“Hyperrealism can create an atmosphere of surrealism because nobody sees the world in such detail.” Salman Rushdie
The first time I came across Brisbane artist Jeremy Eden, he was a finalist in the Marie Ellis Prize for Drawing. He didn’t take out the main prize that year, but I did award him “Best Art Wank” for the didactic panel accompanying his work. He took it pretty well all things considered, saying he was just happy to have won anything at all!
Fast forward a year, and the talented bugger didn’t need any input from me – he won the whole shebang outright with a self-portrait of himself wrapped in plastic, a la Laura Palmer. It was an extraordinary drawing, intense and self-assured. I’ve been following him ever since.
Hyper-realistic artists like Eden are not simply engaged in recreating precisely the photographs they work from. Rather, they elevate these images to a point just beyond realism, turning reality into illusion and adding significance to the narrative elements of the original. It’s an aspect of their art practice that philosopher Jean Baudrillard would have described as the “simulation of something which never really existed.” And they say hyperrealism requires no imagination…
For Eden, who works in extreme close up, the result is even more startling due to the sheer scale of his work. Rendered larger than life, his portraits capture the emotion, energy and minute detail that our own eyes and minds can’t possibly fathom. In that regard, Eden’s work is both extraordinary in its own right, and a biting reminder of the magnitude of details we miss about people in the ordinary course of a day.
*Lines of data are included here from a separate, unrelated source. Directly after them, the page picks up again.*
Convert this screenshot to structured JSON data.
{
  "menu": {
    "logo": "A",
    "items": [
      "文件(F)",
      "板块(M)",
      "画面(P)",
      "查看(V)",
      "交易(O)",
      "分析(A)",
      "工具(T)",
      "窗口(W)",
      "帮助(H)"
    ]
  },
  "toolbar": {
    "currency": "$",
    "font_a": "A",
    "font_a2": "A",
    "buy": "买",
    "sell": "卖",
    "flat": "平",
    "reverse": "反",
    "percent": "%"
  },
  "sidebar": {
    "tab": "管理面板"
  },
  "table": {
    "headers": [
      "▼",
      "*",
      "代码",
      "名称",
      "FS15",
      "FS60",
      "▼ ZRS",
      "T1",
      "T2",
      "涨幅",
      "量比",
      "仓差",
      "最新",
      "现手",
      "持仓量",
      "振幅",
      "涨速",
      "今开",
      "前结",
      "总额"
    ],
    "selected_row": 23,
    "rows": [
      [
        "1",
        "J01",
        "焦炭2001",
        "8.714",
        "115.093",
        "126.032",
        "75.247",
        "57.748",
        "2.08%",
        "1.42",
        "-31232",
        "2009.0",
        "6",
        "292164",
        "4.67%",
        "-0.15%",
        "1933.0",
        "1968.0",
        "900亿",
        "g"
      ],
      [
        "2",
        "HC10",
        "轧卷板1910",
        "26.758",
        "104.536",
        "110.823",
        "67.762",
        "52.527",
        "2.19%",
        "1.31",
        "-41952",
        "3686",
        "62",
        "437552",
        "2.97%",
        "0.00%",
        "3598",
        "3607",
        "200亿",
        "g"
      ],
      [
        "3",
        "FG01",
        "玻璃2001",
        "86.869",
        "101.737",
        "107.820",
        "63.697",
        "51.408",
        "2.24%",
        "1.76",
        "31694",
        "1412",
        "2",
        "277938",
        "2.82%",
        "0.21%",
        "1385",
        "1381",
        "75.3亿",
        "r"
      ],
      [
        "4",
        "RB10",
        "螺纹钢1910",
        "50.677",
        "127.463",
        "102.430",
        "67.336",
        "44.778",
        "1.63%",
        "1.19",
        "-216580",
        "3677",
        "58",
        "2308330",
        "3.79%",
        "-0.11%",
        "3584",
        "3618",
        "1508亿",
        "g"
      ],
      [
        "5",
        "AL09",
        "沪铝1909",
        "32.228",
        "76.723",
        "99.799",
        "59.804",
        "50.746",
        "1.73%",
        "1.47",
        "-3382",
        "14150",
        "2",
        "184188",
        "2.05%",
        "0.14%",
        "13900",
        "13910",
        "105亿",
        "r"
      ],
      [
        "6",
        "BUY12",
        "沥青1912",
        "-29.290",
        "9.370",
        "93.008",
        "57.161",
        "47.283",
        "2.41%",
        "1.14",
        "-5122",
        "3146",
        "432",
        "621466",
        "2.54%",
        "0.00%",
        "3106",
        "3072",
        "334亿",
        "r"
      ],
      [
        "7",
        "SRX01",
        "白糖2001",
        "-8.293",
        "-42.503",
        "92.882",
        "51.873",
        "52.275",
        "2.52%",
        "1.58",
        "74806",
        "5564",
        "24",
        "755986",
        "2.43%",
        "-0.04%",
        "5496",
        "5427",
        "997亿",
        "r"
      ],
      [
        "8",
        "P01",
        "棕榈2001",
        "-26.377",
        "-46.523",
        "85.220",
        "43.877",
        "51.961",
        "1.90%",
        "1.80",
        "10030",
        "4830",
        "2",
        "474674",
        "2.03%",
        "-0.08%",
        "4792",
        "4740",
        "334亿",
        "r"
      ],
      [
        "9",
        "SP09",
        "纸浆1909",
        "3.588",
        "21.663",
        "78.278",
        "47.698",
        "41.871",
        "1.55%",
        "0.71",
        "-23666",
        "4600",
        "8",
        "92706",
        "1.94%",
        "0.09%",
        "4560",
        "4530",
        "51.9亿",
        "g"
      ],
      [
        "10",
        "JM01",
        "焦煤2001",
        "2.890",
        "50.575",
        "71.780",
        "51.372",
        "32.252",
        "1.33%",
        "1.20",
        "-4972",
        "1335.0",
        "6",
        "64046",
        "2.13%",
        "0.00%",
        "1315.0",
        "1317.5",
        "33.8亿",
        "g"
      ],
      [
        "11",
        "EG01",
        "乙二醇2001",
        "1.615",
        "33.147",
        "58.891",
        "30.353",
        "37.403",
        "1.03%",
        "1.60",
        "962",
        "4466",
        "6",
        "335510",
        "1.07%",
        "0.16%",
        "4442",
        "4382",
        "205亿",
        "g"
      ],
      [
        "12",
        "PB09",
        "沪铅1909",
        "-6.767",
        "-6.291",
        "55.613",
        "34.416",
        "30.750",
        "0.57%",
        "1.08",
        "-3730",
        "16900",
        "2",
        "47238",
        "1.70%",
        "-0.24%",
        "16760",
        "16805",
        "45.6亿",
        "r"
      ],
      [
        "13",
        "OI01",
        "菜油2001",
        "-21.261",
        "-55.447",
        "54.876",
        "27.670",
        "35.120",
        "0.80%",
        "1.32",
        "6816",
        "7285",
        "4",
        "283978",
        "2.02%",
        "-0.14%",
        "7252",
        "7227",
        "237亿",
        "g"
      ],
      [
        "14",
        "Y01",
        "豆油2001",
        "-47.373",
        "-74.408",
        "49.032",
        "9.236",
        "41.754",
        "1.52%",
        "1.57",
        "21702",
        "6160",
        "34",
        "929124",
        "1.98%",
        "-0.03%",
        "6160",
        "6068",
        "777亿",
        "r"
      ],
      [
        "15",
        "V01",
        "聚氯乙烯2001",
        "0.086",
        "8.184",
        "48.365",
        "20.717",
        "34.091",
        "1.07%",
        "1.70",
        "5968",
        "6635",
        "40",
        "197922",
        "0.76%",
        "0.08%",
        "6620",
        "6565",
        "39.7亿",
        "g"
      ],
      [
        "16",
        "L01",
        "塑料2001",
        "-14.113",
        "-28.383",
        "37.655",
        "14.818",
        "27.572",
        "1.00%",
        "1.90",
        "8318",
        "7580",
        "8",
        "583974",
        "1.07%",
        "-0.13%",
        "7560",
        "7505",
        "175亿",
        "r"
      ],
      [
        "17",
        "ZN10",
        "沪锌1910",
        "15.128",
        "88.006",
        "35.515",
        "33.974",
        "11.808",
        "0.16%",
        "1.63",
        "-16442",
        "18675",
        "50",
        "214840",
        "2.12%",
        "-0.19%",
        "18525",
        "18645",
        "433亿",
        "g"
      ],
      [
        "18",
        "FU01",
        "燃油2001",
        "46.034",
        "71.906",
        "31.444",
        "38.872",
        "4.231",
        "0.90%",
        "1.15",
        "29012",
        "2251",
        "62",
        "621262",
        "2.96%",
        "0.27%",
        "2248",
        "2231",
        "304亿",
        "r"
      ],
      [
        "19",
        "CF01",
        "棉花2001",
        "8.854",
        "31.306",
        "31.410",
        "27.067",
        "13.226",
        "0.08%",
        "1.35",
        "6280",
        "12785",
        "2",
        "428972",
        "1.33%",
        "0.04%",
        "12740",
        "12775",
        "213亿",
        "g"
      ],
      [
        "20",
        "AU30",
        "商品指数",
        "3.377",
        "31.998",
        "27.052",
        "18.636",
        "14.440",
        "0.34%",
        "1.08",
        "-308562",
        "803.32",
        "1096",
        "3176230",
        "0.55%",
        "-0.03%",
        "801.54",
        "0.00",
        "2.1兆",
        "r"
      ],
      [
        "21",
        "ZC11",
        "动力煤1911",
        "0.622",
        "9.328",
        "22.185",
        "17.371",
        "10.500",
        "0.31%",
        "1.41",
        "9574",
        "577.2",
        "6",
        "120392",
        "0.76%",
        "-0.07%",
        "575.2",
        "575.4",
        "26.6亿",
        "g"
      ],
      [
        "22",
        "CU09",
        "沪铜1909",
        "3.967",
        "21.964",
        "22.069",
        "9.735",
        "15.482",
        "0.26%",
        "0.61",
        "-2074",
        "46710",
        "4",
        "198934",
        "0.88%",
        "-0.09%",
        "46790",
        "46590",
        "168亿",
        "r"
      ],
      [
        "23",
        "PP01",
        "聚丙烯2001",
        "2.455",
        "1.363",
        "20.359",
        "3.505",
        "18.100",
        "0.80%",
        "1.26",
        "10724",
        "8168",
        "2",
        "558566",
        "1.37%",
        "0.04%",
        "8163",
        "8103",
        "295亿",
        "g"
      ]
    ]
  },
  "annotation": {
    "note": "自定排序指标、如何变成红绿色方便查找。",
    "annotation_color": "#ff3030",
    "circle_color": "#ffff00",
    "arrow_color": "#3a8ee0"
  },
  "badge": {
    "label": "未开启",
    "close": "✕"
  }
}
To see more of Jeremy Eden’s work, check out his Facebook page Jeremy Eden Artwork.